The number of Arkansas properties in some phase of foreclosure during November fell more than 90%, with a September legal ruling possibly the source of the significant reduction.
Nationwide, a total of 224,394 U.S. properties received foreclosure filings — default notices, auction sale notices and bank repossessions — in November 2011, a 14% decrease compared to November 2010, and down 3% compared to October. The report, produced by Irvine, Calif.-based RealtyTrac, also shows that one in every 579 U.S. housing units had at least one foreclosure filing during November.
“Despite a seasonal slowdown similar to what we’ve seen in each of the past four years, November’s numbers suggest a new set of incoming foreclosure waves, many of which may roll into the market as REOs or short sales sometime early next year,” RealtyTrac CEO James Saccacio said in a statement. “Overall foreclosure activity is down 14 percent from a year ago, the smallest annual decrease over the past 12 months, and some bellwether states such as California, Arizona and Massachusetts actually posted year-over-year increases in foreclosure activity in November.”
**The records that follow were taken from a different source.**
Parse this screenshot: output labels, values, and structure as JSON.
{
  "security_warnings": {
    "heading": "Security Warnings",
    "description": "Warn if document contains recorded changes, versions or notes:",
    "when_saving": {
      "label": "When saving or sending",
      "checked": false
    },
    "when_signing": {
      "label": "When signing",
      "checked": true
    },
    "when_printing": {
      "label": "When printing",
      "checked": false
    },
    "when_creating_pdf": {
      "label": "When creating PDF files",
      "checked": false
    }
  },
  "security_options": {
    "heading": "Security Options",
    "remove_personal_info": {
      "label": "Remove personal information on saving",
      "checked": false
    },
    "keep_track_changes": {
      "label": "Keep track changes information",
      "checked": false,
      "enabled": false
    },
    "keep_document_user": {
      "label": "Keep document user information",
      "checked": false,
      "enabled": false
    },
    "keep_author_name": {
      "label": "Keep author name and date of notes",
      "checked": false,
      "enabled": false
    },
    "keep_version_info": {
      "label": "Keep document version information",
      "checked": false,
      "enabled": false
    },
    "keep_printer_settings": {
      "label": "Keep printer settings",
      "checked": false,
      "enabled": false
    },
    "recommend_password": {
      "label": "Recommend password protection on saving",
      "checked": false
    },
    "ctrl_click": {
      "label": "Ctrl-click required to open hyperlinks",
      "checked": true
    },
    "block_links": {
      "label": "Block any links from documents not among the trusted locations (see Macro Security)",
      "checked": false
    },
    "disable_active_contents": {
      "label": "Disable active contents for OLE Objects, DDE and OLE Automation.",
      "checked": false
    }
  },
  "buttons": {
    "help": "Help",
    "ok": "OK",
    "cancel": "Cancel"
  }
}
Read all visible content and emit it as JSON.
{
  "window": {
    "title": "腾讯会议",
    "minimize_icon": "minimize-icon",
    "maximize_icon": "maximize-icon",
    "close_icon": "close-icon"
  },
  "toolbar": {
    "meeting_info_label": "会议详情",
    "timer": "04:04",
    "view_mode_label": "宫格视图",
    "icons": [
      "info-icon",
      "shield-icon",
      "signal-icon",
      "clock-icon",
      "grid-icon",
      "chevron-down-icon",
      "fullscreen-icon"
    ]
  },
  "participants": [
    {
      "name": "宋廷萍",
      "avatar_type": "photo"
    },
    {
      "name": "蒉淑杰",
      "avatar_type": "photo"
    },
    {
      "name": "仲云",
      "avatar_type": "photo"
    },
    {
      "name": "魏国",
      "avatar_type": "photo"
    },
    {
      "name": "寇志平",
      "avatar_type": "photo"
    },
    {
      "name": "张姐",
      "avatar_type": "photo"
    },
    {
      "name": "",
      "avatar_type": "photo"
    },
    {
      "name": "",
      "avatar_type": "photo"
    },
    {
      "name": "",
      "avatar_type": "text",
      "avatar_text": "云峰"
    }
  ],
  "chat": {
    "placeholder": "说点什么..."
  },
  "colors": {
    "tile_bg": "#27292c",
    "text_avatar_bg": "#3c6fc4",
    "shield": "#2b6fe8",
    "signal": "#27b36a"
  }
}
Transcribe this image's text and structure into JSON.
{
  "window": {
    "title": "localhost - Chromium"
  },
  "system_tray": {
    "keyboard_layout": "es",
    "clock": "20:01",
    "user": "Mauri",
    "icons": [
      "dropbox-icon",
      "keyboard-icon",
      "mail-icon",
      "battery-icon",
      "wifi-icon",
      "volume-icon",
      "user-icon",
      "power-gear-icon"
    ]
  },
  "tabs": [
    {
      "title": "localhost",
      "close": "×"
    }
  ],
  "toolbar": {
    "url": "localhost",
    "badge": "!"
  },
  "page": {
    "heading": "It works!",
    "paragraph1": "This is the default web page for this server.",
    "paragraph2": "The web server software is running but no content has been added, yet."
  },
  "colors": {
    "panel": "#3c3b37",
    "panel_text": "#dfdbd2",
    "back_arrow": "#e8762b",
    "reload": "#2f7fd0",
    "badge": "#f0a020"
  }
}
Lenders repossessed (REO) 56,124 U.S. properties in November, down 17% compared to November 2011. REO activity in November was at its lowest level since March 2008, a 44-month low.
LITTLE ACTION IN ARKANSAS
But those stats don’t tell the story of what may be happening in Arkansas.
RealtyTrac reported just 160 properties in Arkansas were placed in a foreclosure action, down more than 90% compared to 1,621 during November 2010.
In the Fort Smith region, for instance, there were 20 properties in some phase of foreclosure during November, a big drop from the 176 during November 2010.
A Chapter 13 bankruptcy case in the Eastern District of Arkansas, Jonesboro Division, has caused title companies in the state to halt or slow the foreclosure process to determine if properties were properly taken back by lenders.
In the Sept. 29 decision, the court held that a lender not authorized to do business in the state of Arkansas was not in compliance with the state’s non-judicial foreclosure laws. That case, In Re Johnson, concerned objections filed by J.P. Morgan Chase Bank and the related Chase Home Finance regarding the confirmation of three Chapter 13 plans for debtors who had lost their homes to the lenders through non-judicial foreclosure proceedings.
Bob Balhorn, a Little Rock Realtor, said during an early November interview that the Johnson case had put the brakes on sales of the foreclosed properties at issue.
A RealtyTrac official said an initial check of their data collection showed no problems. The official pointed to the court ruling as the likely source for the reduced foreclosure actions.
“(T)he drop-off in foreclosure activity over the last few months, and particularly in November, is largely the result of the Johnson bankruptcy case,” said Daren Blomquist, director of marketing and communications with RealtyTrac. “Basically lenders are not going to keep foreclosing when they won’t be able to sell the foreclosed inventory they are acquiring.”
Michael Tilley with our content partner, The City Wire, is the author of this report. He can be reached by e-mail at firstname.lastname@example.org.